Photos by Scott Smith
Text by Scott Smith and Al Schneider
Botrychiums, by some considered members of their own family, Botrychiaceae, are by the Flora of North America experts Warren and Florence Wagner, placed in Ophioglossaceae (the Adder's Tongue Family) . Further, plants that the Wagners recognize as Botrychium are by some experts placed in three genera: Botrychium, Botrypus, and Sceptridium.
Botrychiums are small seedless vascular plants that reproduce by spores shed into the air. They have fleshy roots, some species only occasionally emerge above ground, and they gain most of their nourishment from an association with mycorrhizal fungi. The above ground portion of Botrychium consists of a "trophophore" (the photosynthetic branch) and a "sporophore" (the spore-bearing reproductive branch). Only Botrychiums and Ophioglossaceae species have these sterile/photosynthetic versus fertile/reproductive growth characteristics.
The Botrychium genus was named by Olof Swartz in 1800; he replaced the original genus name of Osmunda given by Linnaeus 1753. The name “Botrychium” is derived from the Greek word “botrypus”, meaning “a cluster of grapes” and refers to the cluster of spore-producing sporangia on the sporophore. The plant is commonly known as "Moonwort" and "Grapefern", the latter due to the cluster of grape-looking sporangia.
The Botrychium of Colorado are montane plants of highly disturbed areas: old mining areas, road cuts, clear cuts, and avalanche chutes. Many Botrychium are circumboreal.
Typically Botrychium are very small plants. A giant among their kind would be six-to-nine inches tall. Most never exceed three or four inches. Botrychium are notoriously hard to find, but when they are found great pleasure is had. They are intricate, delicate, and curious.
All species of Botrychium are uncommon to rare in Colorado.
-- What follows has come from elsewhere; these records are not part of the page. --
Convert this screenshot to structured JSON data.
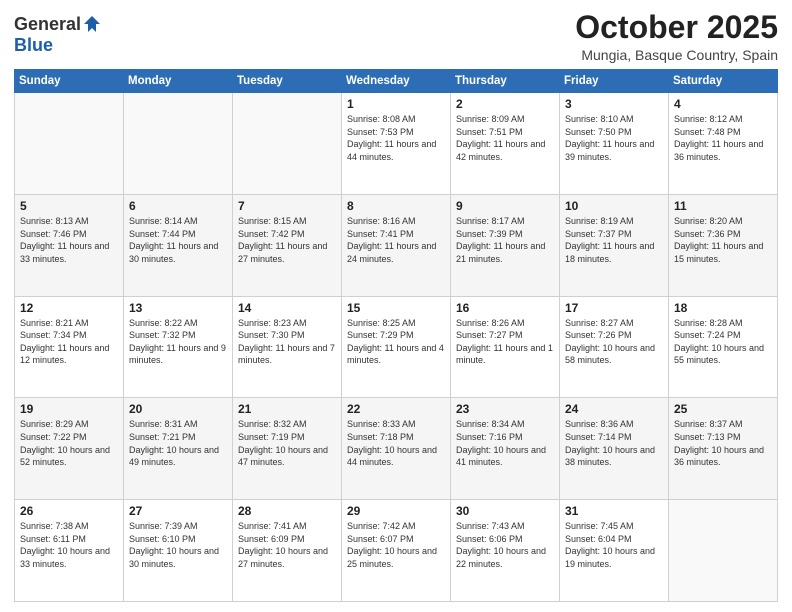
{
  "header": {
    "logo_line1": "General",
    "logo_line2": "Blue",
    "month": "October 2025",
    "location": "Mungia, Basque Country, Spain"
  },
  "weekdays": [
    "Sunday",
    "Monday",
    "Tuesday",
    "Wednesday",
    "Thursday",
    "Friday",
    "Saturday"
  ],
  "weeks": [
    [
      {
        "day": "",
        "sunrise": "",
        "sunset": "",
        "daylight": ""
      },
      {
        "day": "",
        "sunrise": "",
        "sunset": "",
        "daylight": ""
      },
      {
        "day": "",
        "sunrise": "",
        "sunset": "",
        "daylight": ""
      },
      {
        "day": "1",
        "sunrise": "Sunrise: 8:08 AM",
        "sunset": "Sunset: 7:53 PM",
        "daylight": "Daylight: 11 hours and 44 minutes."
      },
      {
        "day": "2",
        "sunrise": "Sunrise: 8:09 AM",
        "sunset": "Sunset: 7:51 PM",
        "daylight": "Daylight: 11 hours and 42 minutes."
      },
      {
        "day": "3",
        "sunrise": "Sunrise: 8:10 AM",
        "sunset": "Sunset: 7:50 PM",
        "daylight": "Daylight: 11 hours and 39 minutes."
      },
      {
        "day": "4",
        "sunrise": "Sunrise: 8:12 AM",
        "sunset": "Sunset: 7:48 PM",
        "daylight": "Daylight: 11 hours and 36 minutes."
      }
    ],
    [
      {
        "day": "5",
        "sunrise": "Sunrise: 8:13 AM",
        "sunset": "Sunset: 7:46 PM",
        "daylight": "Daylight: 11 hours and 33 minutes."
      },
      {
        "day": "6",
        "sunrise": "Sunrise: 8:14 AM",
        "sunset": "Sunset: 7:44 PM",
        "daylight": "Daylight: 11 hours and 30 minutes."
      },
      {
        "day": "7",
        "sunrise": "Sunrise: 8:15 AM",
        "sunset": "Sunset: 7:42 PM",
        "daylight": "Daylight: 11 hours and 27 minutes."
      },
      {
        "day": "8",
        "sunrise": "Sunrise: 8:16 AM",
        "sunset": "Sunset: 7:41 PM",
        "daylight": "Daylight: 11 hours and 24 minutes."
      },
      {
        "day": "9",
        "sunrise": "Sunrise: 8:17 AM",
        "sunset": "Sunset: 7:39 PM",
        "daylight": "Daylight: 11 hours and 21 minutes."
      },
      {
        "day": "10",
        "sunrise": "Sunrise: 8:19 AM",
        "sunset": "Sunset: 7:37 PM",
        "daylight": "Daylight: 11 hours and 18 minutes."
      },
      {
        "day": "11",
        "sunrise": "Sunrise: 8:20 AM",
        "sunset": "Sunset: 7:36 PM",
        "daylight": "Daylight: 11 hours and 15 minutes."
      }
    ],
    [
      {
        "day": "12",
        "sunrise": "Sunrise: 8:21 AM",
        "sunset": "Sunset: 7:34 PM",
        "daylight": "Daylight: 11 hours and 12 minutes."
      },
      {
        "day": "13",
        "sunrise": "Sunrise: 8:22 AM",
        "sunset": "Sunset: 7:32 PM",
        "daylight": "Daylight: 11 hours and 9 minutes."
      },
      {
        "day": "14",
        "sunrise": "Sunrise: 8:23 AM",
        "sunset": "Sunset: 7:30 PM",
        "daylight": "Daylight: 11 hours and 7 minutes."
      },
      {
        "day": "15",
        "sunrise": "Sunrise: 8:25 AM",
        "sunset": "Sunset: 7:29 PM",
        "daylight": "Daylight: 11 hours and 4 minutes."
      },
      {
        "day": "16",
        "sunrise": "Sunrise: 8:26 AM",
        "sunset": "Sunset: 7:27 PM",
        "daylight": "Daylight: 11 hours and 1 minute."
      },
      {
        "day": "17",
        "sunrise": "Sunrise: 8:27 AM",
        "sunset": "Sunset: 7:26 PM",
        "daylight": "Daylight: 10 hours and 58 minutes."
      },
      {
        "day": "18",
        "sunrise": "Sunrise: 8:28 AM",
        "sunset": "Sunset: 7:24 PM",
        "daylight": "Daylight: 10 hours and 55 minutes."
      }
    ],
    [
      {
        "day": "19",
        "sunrise": "Sunrise: 8:29 AM",
        "sunset": "Sunset: 7:22 PM",
        "daylight": "Daylight: 10 hours and 52 minutes."
      },
      {
        "day": "20",
        "sunrise": "Sunrise: 8:31 AM",
        "sunset": "Sunset: 7:21 PM",
        "daylight": "Daylight: 10 hours and 49 minutes."
      },
      {
        "day": "21",
        "sunrise": "Sunrise: 8:32 AM",
        "sunset": "Sunset: 7:19 PM",
        "daylight": "Daylight: 10 hours and 47 minutes."
      },
      {
        "day": "22",
        "sunrise": "Sunrise: 8:33 AM",
        "sunset": "Sunset: 7:18 PM",
        "daylight": "Daylight: 10 hours and 44 minutes."
      },
      {
        "day": "23",
        "sunrise": "Sunrise: 8:34 AM",
        "sunset": "Sunset: 7:16 PM",
        "daylight": "Daylight: 10 hours and 41 minutes."
      },
      {
        "day": "24",
        "sunrise": "Sunrise: 8:36 AM",
        "sunset": "Sunset: 7:14 PM",
        "daylight": "Daylight: 10 hours and 38 minutes."
      },
      {
        "day": "25",
        "sunrise": "Sunrise: 8:37 AM",
        "sunset": "Sunset: 7:13 PM",
        "daylight": "Daylight: 10 hours and 36 minutes."
      }
    ],
    [
      {
        "day": "26",
        "sunrise": "Sunrise: 7:38 AM",
        "sunset": "Sunset: 6:11 PM",
        "daylight": "Daylight: 10 hours and 33 minutes."
      },
      {
        "day": "27",
        "sunrise": "Sunrise: 7:39 AM",
        "sunset": "Sunset: 6:10 PM",
        "daylight": "Daylight: 10 hours and 30 minutes."
      },
      {
        "day": "28",
        "sunrise": "Sunrise: 7:41 AM",
        "sunset": "Sunset: 6:09 PM",
        "daylight": "Daylight: 10 hours and 27 minutes."
      },
      {
        "day": "29",
        "sunrise": "Sunrise: 7:42 AM",
        "sunset": "Sunset: 6:07 PM",
        "daylight": "Daylight: 10 hours and 25 minutes."
      },
      {
        "day": "30",
        "sunrise": "Sunrise: 7:43 AM",
        "sunset": "Sunset: 6:06 PM",
        "daylight": "Daylight: 10 hours and 22 minutes."
      },
      {
        "day": "31",
        "sunrise": "Sunrise: 7:45 AM",
        "sunset": "Sunset: 6:04 PM",
        "daylight": "Daylight: 10 hours and 19 minutes."
      },
      {
        "day": "",
        "sunrise": "",
        "sunset": "",
        "daylight": ""
      }
    ]
  ]
}
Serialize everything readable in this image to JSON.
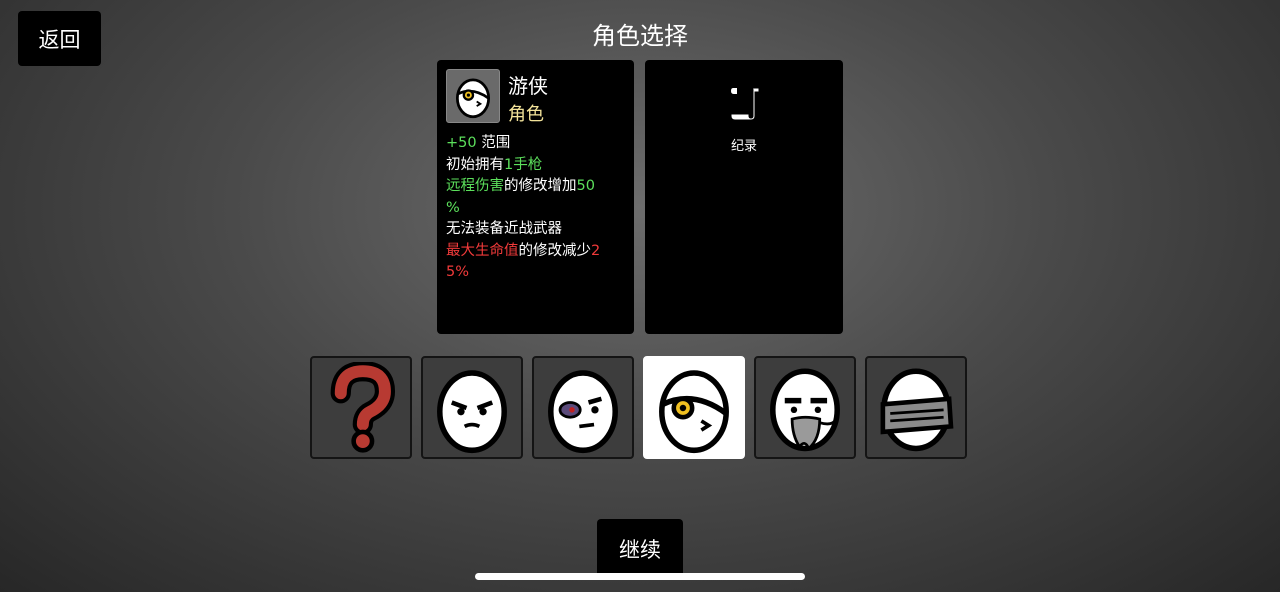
{
  "header": {
    "back_label": "返回",
    "title": "角色选择"
  },
  "character": {
    "name": "游侠",
    "type": "角色",
    "icon": "egg-eyepatch-icon"
  },
  "stats": [
    {
      "segments": [
        {
          "text": "+50",
          "color": "green"
        },
        {
          "text": " 范围",
          "color": "white"
        }
      ]
    },
    {
      "segments": [
        {
          "text": "初始拥有",
          "color": "white"
        },
        {
          "text": "1手枪",
          "color": "green"
        }
      ]
    },
    {
      "segments": [
        {
          "text": "远程伤害",
          "color": "green"
        },
        {
          "text": "的修改增加",
          "color": "white"
        },
        {
          "text": "50",
          "color": "green"
        }
      ]
    },
    {
      "segments": [
        {
          "text": "%",
          "color": "green"
        }
      ]
    },
    {
      "segments": [
        {
          "text": "无法装备近战武器",
          "color": "white"
        }
      ]
    },
    {
      "segments": [
        {
          "text": "最大生命值",
          "color": "red"
        },
        {
          "text": "的修改减少",
          "color": "white"
        },
        {
          "text": "2",
          "color": "red"
        }
      ]
    },
    {
      "segments": [
        {
          "text": "5%",
          "color": "red"
        }
      ]
    }
  ],
  "records": {
    "label": "纪录",
    "icon": "scroll-icon"
  },
  "characters": [
    {
      "id": "random",
      "icon": "question-mark-icon",
      "selected": false
    },
    {
      "id": "grumpy",
      "icon": "egg-grumpy-icon",
      "selected": false
    },
    {
      "id": "bruised",
      "icon": "egg-bruised-icon",
      "selected": false
    },
    {
      "id": "ranger",
      "icon": "egg-eyepatch-icon",
      "selected": true
    },
    {
      "id": "elder",
      "icon": "egg-bearded-icon",
      "selected": false
    },
    {
      "id": "knight",
      "icon": "egg-visor-helmet-icon",
      "selected": false
    }
  ],
  "footer": {
    "continue_label": "继续"
  },
  "colors": {
    "green": "#5ce05c",
    "red": "#f03a3a",
    "gold": "#f3e39a",
    "slot_bg": "#3d3d3d",
    "selected_bg": "#ffffff"
  }
}
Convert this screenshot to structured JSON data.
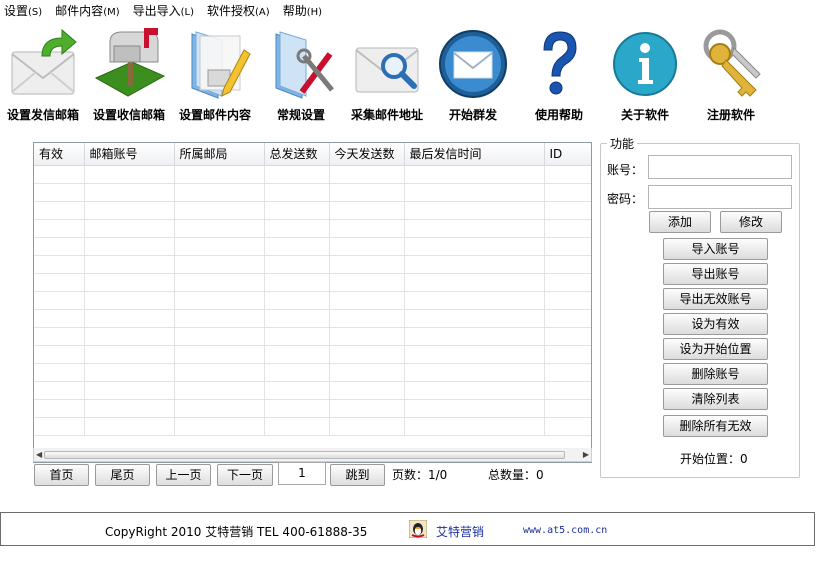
{
  "menu": [
    {
      "label": "设置",
      "accel": "(S)"
    },
    {
      "label": "邮件内容",
      "accel": "(M)"
    },
    {
      "label": "导出导入",
      "accel": "(L)"
    },
    {
      "label": "软件授权",
      "accel": "(A)"
    },
    {
      "label": "帮助",
      "accel": "(H)"
    }
  ],
  "toolbar": [
    {
      "label": "设置发信邮箱",
      "icon": "envelope-send-icon"
    },
    {
      "label": "设置收信邮箱",
      "icon": "mailbox-icon"
    },
    {
      "label": "设置邮件内容",
      "icon": "folder-pencil-icon"
    },
    {
      "label": "常规设置",
      "icon": "folder-tools-icon"
    },
    {
      "label": "采集邮件地址",
      "icon": "envelope-search-icon"
    },
    {
      "label": "开始群发",
      "icon": "mail-round-icon"
    },
    {
      "label": "使用帮助",
      "icon": "question-icon"
    },
    {
      "label": "关于软件",
      "icon": "info-icon"
    },
    {
      "label": "注册软件",
      "icon": "keys-icon"
    }
  ],
  "table": {
    "columns": [
      "有效",
      "邮箱账号",
      "所属邮局",
      "总发送数",
      "今天发送数",
      "最后发信时间",
      "ID"
    ],
    "rows": []
  },
  "pager": {
    "first": "首页",
    "last": "尾页",
    "prev": "上一页",
    "next": "下一页",
    "page_value": "1",
    "jump": "跳到",
    "pages_text": "页数：1/0",
    "total_text": "总数量：0"
  },
  "panel": {
    "title": "功能",
    "account_label": "账号：",
    "password_label": "密码：",
    "account_value": "",
    "password_value": "",
    "add": "添加",
    "edit": "修改",
    "actions": [
      "导入账号",
      "导出账号",
      "导出无效账号",
      "设为有效",
      "设为开始位置",
      "删除账号",
      "清除列表",
      "删除所有无效"
    ],
    "start_text": "开始位置：0"
  },
  "footer": {
    "copyright": "CopyRight 2010 艾特营销 TEL 400-61888-35",
    "brand": "艾特营销",
    "site": "www.at5.com.cn"
  },
  "colors": {
    "footer_link": "#1a2f9c",
    "help_blue": "#1a55b0",
    "info_teal": "#2aa7c9",
    "mailbox_red": "#c8102e",
    "grass_green": "#3c8f1e",
    "key_gold": "#e0b43a"
  }
}
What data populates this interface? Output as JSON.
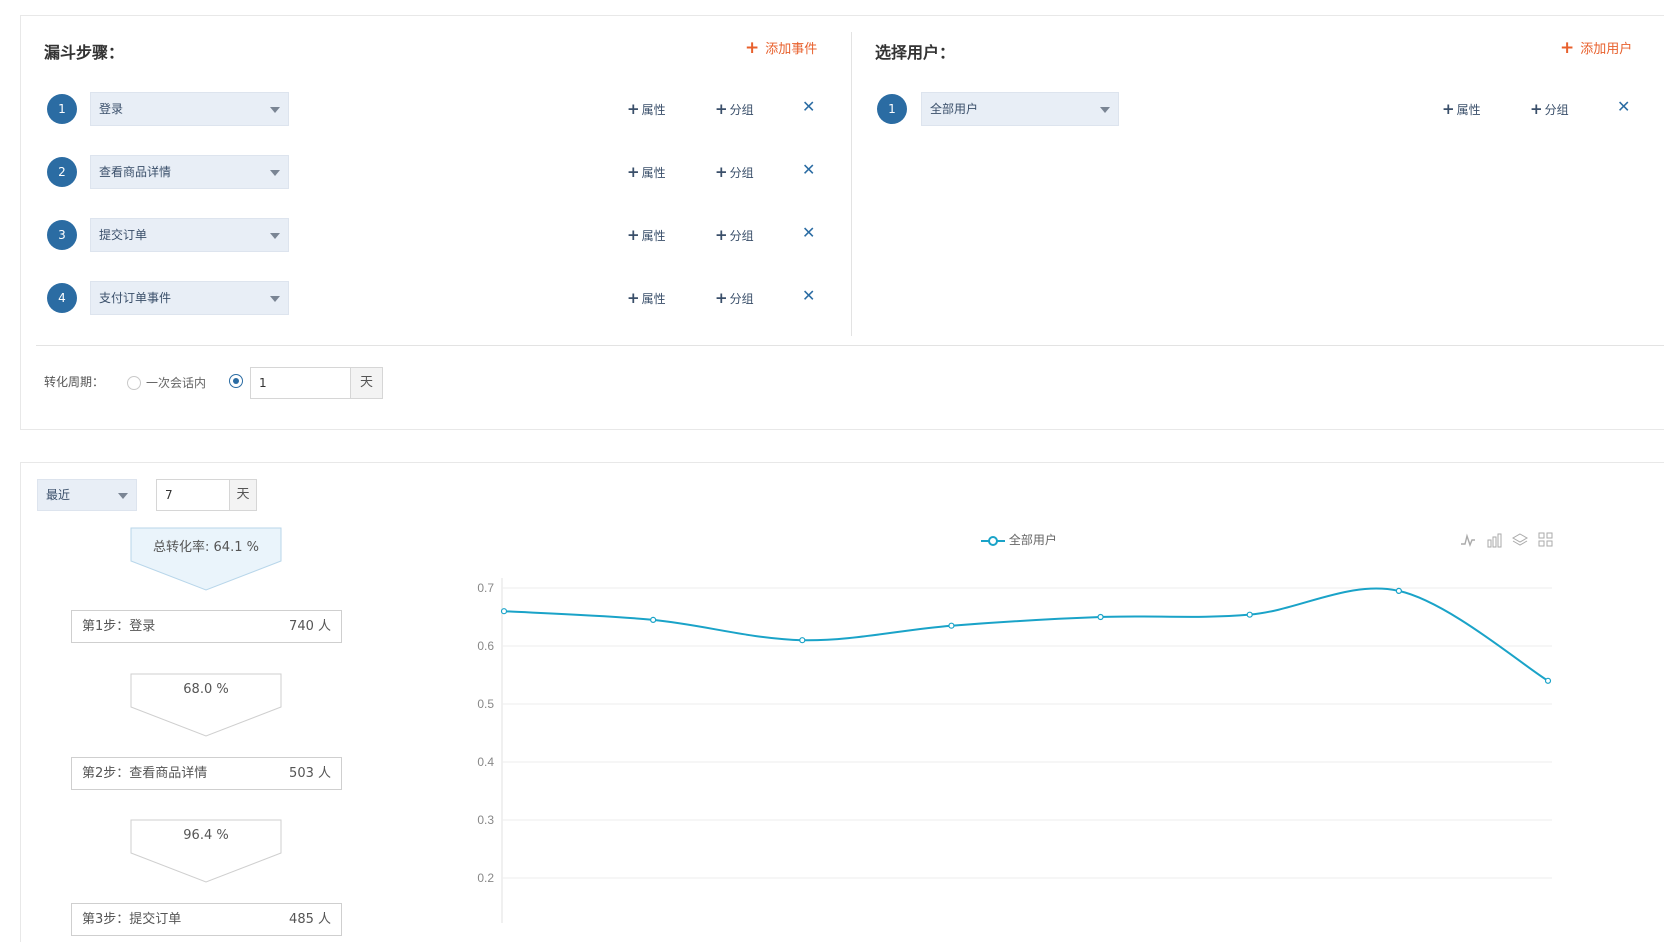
{
  "funnel": {
    "title": "漏斗步骤：",
    "add_label": "添加事件",
    "steps": [
      {
        "num": "1",
        "event": "登录"
      },
      {
        "num": "2",
        "event": "查看商品详情"
      },
      {
        "num": "3",
        "event": "提交订单"
      },
      {
        "num": "4",
        "event": "支付订单事件"
      }
    ],
    "attr_label": "属性",
    "group_label": "分组"
  },
  "users": {
    "title": "选择用户：",
    "add_label": "添加用户",
    "rows": [
      {
        "num": "1",
        "group": "全部用户"
      }
    ],
    "attr_label": "属性",
    "group_label": "分组"
  },
  "period": {
    "label": "转化周期：",
    "option_session": "一次会话内",
    "days_value": "1",
    "unit": "天"
  },
  "range": {
    "select_label": "最近",
    "days_value": "7",
    "unit": "天"
  },
  "funnel_result": {
    "total_rate": "总转化率: 64.1 %",
    "steps": [
      {
        "label": "第1步：登录",
        "count": "740 人"
      },
      {
        "label": "第2步：查看商品详情",
        "count": "503 人"
      },
      {
        "label": "第3步：提交订单",
        "count": "485 人"
      }
    ],
    "rates": [
      "68.0 %",
      "96.4 %"
    ]
  },
  "chart_data": {
    "type": "line",
    "series": [
      {
        "name": "全部用户",
        "values": [
          0.66,
          0.645,
          0.61,
          0.635,
          0.65,
          0.654,
          0.695,
          0.54
        ]
      }
    ],
    "yticks": [
      "0.7",
      "0.6",
      "0.5",
      "0.4",
      "0.3",
      "0.2"
    ],
    "ylim": [
      0.2,
      0.7
    ],
    "grid": true,
    "legend_position": "top-center",
    "line_color": "#1aa3c8"
  }
}
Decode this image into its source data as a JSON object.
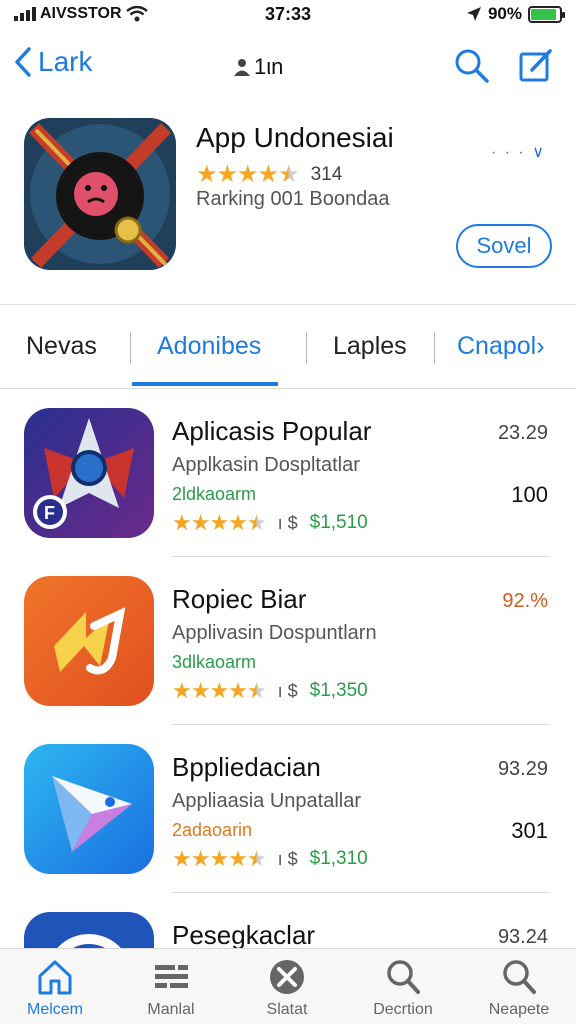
{
  "status_bar": {
    "carrier": "AIVSSTOR",
    "time": "37:33",
    "battery": "90%",
    "battery_level": 0.9
  },
  "nav": {
    "back_label": "Lark",
    "center_label": "1ιn"
  },
  "featured": {
    "title": "App Undonesiai",
    "stars": 4.5,
    "rating_count": "314",
    "subtitle": "Rarking 001 Boondaa",
    "more": "· · · ∨",
    "action_label": "Sovel"
  },
  "tabs": [
    {
      "label": "Nevas",
      "active": false
    },
    {
      "label": "Adonibes",
      "active": true
    },
    {
      "label": "Laples",
      "active": false
    },
    {
      "label": "Cnapol›",
      "active": false
    }
  ],
  "apps": [
    {
      "title": "Aplicasis Popular",
      "subtitle": "Applkasin Dospltatlar",
      "category": "2ldkaoarm",
      "category_color": "#2a9d4a",
      "stars": 4.5,
      "separator": "ı $",
      "price": "$1,510",
      "score": "23.29",
      "score_color": "#444444",
      "count": "100",
      "icon": "rocket-icon"
    },
    {
      "title": "Ropiec Biar",
      "subtitle": "Applivasin Dospuntlarn",
      "category": "3dlkaoarm",
      "category_color": "#2a9d4a",
      "stars": 4.5,
      "separator": "ı $",
      "price": "$1,350",
      "score": "92.%",
      "score_color": "#d25b1c",
      "count": "",
      "icon": "lightning-icon"
    },
    {
      "title": "Bppliedacian",
      "subtitle": "Appliaasia Unpatallar",
      "category": "2adaoarin",
      "category_color": "#e07a1e",
      "stars": 4.5,
      "separator": "ı $",
      "price": "$1,310",
      "score": "93.29",
      "score_color": "#444444",
      "count": "301",
      "icon": "play-arrow-icon"
    },
    {
      "title": "Pesegkaclar",
      "subtitle": "",
      "category": "",
      "category_color": "#2a9d4a",
      "stars": 0,
      "separator": "",
      "price": "",
      "score": "93.24",
      "score_color": "#444444",
      "count": "",
      "icon": "circle-logo-icon"
    }
  ],
  "tabbar": [
    {
      "label": "Melcem",
      "icon": "home-icon",
      "active": true
    },
    {
      "label": "Manlal",
      "icon": "list-icon",
      "active": false
    },
    {
      "label": "Slatat",
      "icon": "star-badge-icon",
      "active": false
    },
    {
      "label": "Decrtion",
      "icon": "search-icon",
      "active": false
    },
    {
      "label": "Neapete",
      "icon": "search-icon",
      "active": false
    }
  ],
  "colors": {
    "accent": "#1e7be0",
    "star": "#f5a623",
    "price_green": "#2a9d4a"
  }
}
One has managed to find itself on the Federal Threatened and Endangered list. Several plants pictured have only in the last few years been found in Colorado. And evidence for new Botrychiums continues to be found: Click for Donald Farrar's "Genetic and Morphological Analysis of Guanella Pass Botrychium Plants" and for the data for Farrar's study.
For a comprehensive discussion of Botrychium in general and for photographs, drawings, and complete descriptions of almost all U.S. Botrychium, see Donald Farrar's web page on the Ada Hayden Herbarium web site.
Finding Botrychium is one of Scott Smith's great summer hobbies; he is turning this hobby into a book on the Botrychium of Colorado
Moonwort (Botrychium) Systematics: https://www.herbarium.iastate.edu/moonwort-botrychium-systematics